In the first group, the Whalebirds, four species were tentatively recognised in HANZAB (, Vol. 1, Part A); 1. The above was from the book Australian Reptiles and Frogs by Raymond Hoser and now available on a fantastic CD-Rom along with a vast amount of other information, papers and the like on reptiles, frogs and other wildlife.
Aha, a new genus of Australian Sphecidae, and a revised key to the world genera of the tribe Miscophini (Hymenoptera, Larrinae)  Menke, A.S.
Access the full textCited by: 1. Download book. Download PDF Download All Download JPEG Download Text Apistomyia collini Bezzi (Diptera, Blephariceridae) in North Queensland. Vol Page 29 Two new metastrongyle lung-worms from Australian marsupials.
Vol Page Fauna of New Zealand searchable PDF facsimiles Image resolution in free PDFs. The image resolution in these free PDFs is not as high as the ink-on-paper copies or high-quality PDFs. As well fine lines and rules in illustrations may be broken or do not show in these free PDFs. Dioptopsis sequoiarum, wing Submitted by Tom on Tue, Blephariceridae; Wing of Dioptopsis sequoiarum from Hogue (, fig.
5). References Hogue C. Print Publications Are No Longer Available. In an ongoing effort to be fiscally responsible, the Southern Research Station (SRS) will no longer produce and distribute hard copies of our publications.
Many SRS publications are available at cost via the Government Printing Office (GPO). Electronic versions of publications may be downloaded Cited by: 5. Study shows death rates in Australia from venomous bites and stings are actually low. CANTHARIDAE (TELEPHORIDAE): from 'Coleoptera of the British Islands' [Annotated] - Kindle edition by Fowler, William Weekes, Mortlake, Alexander.
Download it once and read it on your Kindle device, PC, phones or tablets. Use features like bookmarks, note taking and highlighting while reading CANTHARIDAE (TELEPHORIDAE): from 'Coleoptera of the British Islands' 3/5(1).
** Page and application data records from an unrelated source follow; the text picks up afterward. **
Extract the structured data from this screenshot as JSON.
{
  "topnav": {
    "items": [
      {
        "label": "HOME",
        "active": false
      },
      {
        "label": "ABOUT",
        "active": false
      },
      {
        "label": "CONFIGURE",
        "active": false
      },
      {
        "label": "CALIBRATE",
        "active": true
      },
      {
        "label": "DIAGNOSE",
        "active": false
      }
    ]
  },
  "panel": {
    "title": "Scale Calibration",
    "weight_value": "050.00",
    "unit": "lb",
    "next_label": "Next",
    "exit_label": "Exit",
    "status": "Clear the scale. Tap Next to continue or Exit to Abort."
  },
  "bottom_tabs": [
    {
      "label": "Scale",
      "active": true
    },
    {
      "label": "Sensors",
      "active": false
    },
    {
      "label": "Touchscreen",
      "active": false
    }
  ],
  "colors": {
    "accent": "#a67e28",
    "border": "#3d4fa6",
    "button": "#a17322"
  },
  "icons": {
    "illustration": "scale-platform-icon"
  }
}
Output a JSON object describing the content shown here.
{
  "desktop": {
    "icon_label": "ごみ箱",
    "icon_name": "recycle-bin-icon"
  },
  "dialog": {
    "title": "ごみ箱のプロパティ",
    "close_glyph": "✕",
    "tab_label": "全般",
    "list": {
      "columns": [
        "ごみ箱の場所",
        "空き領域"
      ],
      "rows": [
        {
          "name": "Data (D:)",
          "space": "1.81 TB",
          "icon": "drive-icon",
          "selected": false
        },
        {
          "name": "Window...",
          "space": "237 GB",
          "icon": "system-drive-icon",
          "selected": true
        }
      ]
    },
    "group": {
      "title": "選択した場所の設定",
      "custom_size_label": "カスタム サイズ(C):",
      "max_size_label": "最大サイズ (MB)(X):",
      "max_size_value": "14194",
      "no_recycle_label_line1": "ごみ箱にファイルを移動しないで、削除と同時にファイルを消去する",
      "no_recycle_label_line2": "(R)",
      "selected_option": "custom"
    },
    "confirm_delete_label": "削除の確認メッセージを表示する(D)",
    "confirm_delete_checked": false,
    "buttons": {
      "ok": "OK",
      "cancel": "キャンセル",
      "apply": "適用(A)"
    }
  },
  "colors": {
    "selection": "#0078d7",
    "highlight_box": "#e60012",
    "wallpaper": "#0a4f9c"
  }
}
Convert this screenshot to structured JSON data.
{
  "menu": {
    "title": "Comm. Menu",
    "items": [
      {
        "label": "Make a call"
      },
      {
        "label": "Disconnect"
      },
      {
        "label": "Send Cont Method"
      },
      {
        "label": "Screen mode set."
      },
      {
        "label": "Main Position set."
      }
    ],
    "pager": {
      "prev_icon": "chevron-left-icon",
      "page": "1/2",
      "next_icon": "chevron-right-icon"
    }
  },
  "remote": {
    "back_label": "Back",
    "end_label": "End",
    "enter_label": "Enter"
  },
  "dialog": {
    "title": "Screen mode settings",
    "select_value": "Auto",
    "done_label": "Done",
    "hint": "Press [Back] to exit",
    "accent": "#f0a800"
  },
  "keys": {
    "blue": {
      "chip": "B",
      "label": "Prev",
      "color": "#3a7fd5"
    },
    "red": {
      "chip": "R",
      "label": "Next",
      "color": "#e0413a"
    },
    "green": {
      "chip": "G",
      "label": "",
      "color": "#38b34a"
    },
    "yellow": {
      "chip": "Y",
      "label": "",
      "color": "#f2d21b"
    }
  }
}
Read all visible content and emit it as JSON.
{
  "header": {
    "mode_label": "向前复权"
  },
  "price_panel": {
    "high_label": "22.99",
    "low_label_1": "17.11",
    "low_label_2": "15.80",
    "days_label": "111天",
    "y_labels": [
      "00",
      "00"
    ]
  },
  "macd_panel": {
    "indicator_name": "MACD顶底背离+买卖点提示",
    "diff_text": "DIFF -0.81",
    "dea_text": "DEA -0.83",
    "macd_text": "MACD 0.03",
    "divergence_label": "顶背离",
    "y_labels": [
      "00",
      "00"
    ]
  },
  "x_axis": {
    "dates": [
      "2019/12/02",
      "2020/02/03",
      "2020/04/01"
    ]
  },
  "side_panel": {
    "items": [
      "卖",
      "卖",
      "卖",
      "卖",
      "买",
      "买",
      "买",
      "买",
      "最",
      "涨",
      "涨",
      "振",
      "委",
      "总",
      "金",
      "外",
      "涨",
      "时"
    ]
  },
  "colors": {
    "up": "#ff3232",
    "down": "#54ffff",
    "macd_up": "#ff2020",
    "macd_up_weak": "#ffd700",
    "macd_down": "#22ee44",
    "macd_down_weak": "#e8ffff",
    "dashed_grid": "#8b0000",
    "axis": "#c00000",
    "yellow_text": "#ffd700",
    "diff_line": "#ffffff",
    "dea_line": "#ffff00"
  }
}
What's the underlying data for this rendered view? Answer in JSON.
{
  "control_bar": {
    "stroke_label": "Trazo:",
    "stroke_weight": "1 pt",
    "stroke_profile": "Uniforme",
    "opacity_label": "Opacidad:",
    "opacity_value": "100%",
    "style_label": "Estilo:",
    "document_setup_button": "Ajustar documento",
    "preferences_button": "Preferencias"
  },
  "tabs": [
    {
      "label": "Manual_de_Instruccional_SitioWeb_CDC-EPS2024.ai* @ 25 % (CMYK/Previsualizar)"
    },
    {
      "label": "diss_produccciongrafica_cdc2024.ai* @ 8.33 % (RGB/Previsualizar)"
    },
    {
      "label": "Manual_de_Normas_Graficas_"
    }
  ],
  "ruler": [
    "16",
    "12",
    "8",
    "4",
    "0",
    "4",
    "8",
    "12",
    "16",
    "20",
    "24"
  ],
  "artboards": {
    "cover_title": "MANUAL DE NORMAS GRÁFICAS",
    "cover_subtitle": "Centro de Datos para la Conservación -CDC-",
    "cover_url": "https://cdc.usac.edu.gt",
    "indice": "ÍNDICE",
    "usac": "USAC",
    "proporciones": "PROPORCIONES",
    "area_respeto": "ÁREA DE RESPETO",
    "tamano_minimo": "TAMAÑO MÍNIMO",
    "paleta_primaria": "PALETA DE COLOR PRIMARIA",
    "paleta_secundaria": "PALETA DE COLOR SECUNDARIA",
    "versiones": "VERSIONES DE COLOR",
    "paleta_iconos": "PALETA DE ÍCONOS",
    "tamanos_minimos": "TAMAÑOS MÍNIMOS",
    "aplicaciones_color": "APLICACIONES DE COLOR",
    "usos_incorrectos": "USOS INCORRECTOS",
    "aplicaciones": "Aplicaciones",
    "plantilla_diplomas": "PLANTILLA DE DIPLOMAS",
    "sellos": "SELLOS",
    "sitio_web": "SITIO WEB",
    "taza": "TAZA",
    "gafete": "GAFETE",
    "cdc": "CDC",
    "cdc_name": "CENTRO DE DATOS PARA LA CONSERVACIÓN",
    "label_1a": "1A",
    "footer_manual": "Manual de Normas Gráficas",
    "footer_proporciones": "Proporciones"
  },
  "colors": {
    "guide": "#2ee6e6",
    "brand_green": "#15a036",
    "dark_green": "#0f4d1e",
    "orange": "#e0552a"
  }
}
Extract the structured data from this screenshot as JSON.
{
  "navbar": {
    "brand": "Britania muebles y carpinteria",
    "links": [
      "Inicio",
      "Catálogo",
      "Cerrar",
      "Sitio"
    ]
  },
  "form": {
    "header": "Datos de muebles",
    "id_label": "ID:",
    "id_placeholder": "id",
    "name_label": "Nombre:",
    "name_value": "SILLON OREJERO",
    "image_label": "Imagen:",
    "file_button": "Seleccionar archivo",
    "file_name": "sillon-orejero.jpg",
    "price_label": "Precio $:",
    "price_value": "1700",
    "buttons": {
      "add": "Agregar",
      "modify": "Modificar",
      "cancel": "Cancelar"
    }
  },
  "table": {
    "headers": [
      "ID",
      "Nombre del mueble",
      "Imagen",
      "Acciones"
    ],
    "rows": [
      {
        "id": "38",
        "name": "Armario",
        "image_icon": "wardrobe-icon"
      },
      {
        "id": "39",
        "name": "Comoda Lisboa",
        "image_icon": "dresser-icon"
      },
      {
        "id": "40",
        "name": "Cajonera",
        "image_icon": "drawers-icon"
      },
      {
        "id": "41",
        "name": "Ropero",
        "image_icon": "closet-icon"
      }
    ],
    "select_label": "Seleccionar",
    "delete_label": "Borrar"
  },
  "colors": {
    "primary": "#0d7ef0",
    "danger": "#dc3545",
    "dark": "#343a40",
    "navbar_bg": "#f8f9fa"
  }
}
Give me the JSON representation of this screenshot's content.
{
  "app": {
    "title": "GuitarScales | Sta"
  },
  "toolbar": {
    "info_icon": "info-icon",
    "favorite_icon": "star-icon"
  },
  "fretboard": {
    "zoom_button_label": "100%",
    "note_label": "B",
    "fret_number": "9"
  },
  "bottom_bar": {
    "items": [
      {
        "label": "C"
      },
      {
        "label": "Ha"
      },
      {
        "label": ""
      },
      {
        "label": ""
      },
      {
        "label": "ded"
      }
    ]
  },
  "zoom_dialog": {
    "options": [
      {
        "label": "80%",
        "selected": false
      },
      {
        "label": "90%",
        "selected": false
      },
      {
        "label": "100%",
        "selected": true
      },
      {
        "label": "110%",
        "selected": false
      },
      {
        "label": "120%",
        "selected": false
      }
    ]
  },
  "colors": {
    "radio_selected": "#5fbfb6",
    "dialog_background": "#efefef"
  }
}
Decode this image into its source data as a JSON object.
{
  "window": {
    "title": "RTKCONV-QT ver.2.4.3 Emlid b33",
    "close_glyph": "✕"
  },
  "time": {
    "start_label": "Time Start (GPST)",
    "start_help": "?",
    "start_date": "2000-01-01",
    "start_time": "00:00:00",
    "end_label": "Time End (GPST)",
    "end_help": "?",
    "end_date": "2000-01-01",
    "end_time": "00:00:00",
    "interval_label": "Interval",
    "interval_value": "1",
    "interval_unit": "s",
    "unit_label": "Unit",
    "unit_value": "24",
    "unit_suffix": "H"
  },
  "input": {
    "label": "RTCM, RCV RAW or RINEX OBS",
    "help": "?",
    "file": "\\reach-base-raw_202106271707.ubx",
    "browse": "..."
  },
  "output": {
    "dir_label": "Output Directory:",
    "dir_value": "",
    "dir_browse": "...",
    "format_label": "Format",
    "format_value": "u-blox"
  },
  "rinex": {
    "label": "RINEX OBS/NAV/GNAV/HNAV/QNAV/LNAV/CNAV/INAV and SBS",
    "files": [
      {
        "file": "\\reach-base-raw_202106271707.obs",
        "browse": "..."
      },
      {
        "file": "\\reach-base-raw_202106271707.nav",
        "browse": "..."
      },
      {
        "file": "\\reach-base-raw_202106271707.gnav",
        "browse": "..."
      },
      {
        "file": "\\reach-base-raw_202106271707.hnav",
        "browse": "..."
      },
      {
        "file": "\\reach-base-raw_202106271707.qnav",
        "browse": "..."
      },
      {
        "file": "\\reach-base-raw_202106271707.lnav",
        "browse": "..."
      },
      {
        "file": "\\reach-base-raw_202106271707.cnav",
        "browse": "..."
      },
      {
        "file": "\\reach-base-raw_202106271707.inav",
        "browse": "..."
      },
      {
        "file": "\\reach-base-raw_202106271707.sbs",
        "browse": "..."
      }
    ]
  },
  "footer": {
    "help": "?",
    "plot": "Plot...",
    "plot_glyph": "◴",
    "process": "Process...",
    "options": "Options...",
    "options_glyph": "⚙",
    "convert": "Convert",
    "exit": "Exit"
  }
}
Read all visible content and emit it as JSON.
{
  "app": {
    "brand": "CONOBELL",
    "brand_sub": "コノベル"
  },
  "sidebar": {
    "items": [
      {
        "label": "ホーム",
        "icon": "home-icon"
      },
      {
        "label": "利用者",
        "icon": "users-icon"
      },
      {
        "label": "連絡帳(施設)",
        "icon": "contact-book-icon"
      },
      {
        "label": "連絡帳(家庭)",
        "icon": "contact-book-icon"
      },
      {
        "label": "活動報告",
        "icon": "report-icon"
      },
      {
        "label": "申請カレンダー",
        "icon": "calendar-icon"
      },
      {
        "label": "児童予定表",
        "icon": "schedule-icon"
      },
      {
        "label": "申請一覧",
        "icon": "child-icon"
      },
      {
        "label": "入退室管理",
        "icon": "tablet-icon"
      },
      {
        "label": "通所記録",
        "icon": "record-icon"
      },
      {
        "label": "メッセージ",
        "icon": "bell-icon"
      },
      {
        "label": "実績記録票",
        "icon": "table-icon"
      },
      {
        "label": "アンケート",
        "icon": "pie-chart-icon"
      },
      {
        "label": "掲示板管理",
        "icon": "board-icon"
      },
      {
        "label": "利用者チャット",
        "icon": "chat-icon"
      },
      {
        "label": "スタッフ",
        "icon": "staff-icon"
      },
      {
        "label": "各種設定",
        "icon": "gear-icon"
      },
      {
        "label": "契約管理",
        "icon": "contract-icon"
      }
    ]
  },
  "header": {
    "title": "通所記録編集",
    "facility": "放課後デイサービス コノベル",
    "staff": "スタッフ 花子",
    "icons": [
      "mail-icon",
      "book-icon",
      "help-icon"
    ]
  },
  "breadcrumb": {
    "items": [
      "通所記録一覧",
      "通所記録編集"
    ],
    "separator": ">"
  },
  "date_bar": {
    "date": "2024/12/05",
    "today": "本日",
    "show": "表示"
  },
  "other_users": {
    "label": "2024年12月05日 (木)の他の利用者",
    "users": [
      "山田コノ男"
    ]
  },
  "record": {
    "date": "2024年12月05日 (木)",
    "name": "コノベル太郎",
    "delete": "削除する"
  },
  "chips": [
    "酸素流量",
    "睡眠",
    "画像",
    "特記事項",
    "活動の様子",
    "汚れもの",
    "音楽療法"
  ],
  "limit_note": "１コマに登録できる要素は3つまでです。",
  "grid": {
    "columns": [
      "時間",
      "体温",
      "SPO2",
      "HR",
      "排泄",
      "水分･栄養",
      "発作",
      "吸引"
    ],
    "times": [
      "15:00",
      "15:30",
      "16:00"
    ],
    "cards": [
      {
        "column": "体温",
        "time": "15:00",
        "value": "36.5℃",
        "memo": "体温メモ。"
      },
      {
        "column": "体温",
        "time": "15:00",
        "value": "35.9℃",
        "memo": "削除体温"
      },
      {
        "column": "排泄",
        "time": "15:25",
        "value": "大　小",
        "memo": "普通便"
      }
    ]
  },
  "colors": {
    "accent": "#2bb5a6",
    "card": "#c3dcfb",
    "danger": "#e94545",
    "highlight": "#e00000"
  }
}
Posts about Blephariceridae written by paracaddis. Net Winged Midges. I have to admit that most of the time I love tying flies: there are those evenings, of course, after a long day on the water when the clients have eaten into the stock, and I am forced to burn the midnight oil in wet clothes when the allure wanes a tad, but for the most part that isn’t the case.
Eucephalic exhibit a totally exposed, well-developed, and sclerotized cephalic capsule (except for Tipulidae, in which the head is inserted in the thorax and sometimes reduced, e.g., Fig. C; and Blephariceridae, that show reduction in the dorsal region of the cephalic capsule, e.g., Fig.
A), with mandibles operating in a horizontal or oblique plan (Figure. REDESCRIPTIONS OF THE AUSTRALIAN MAJID SPIDER CRABS LEPTOMITHRAX GAIMARDII (H.
MILNE EDWARDS) AND PARAMITHRAX BARBICORNIS (LATREILLE) D. GRIFFIN RECORDS OF THE AUSTRALIAN MUSEUM Vol. 26, No. 4: Pages Plates 6 and 7. Figs. SYDNEY 1st November, Price, 4s. Printed bj Order of the TrusteesFile Size: 1MB. VOLKOVITSH & BÍLÝ: Larvae of Australian Buprestidae. V. Polycestinae have been described so far (LEVEYVOLKOVITSH & HAWKESWOODBÍLÝ ) and a larval habitus of Astraeus (Astraeus) crassus van de Poll, was illustrated by TURNER & HAWKESWOOD ().
In this paper, larvae of Astraeus (Depollus) aberrans van de Poll. NICODAMIDAE Red-black spiders Nicodamids are small to medium-sized spiders with vivid red-and-black colours, often an entirely red cephalothorax and a black or two-coloured black and red abdomen.
They are known only from Australia (including Tasmania) and Papua New Guinea.Larvae: Many classes of aquatic insects, such as caddisflies, midges, craneflies, dobsonflies, alderflies, and many more, are known as "larvae" rather than "nymphs" in their juvenile have mostly soft bodies rather than hard exoskeletons.
These insects also advance through a "pupa" stage before reaching adulthood.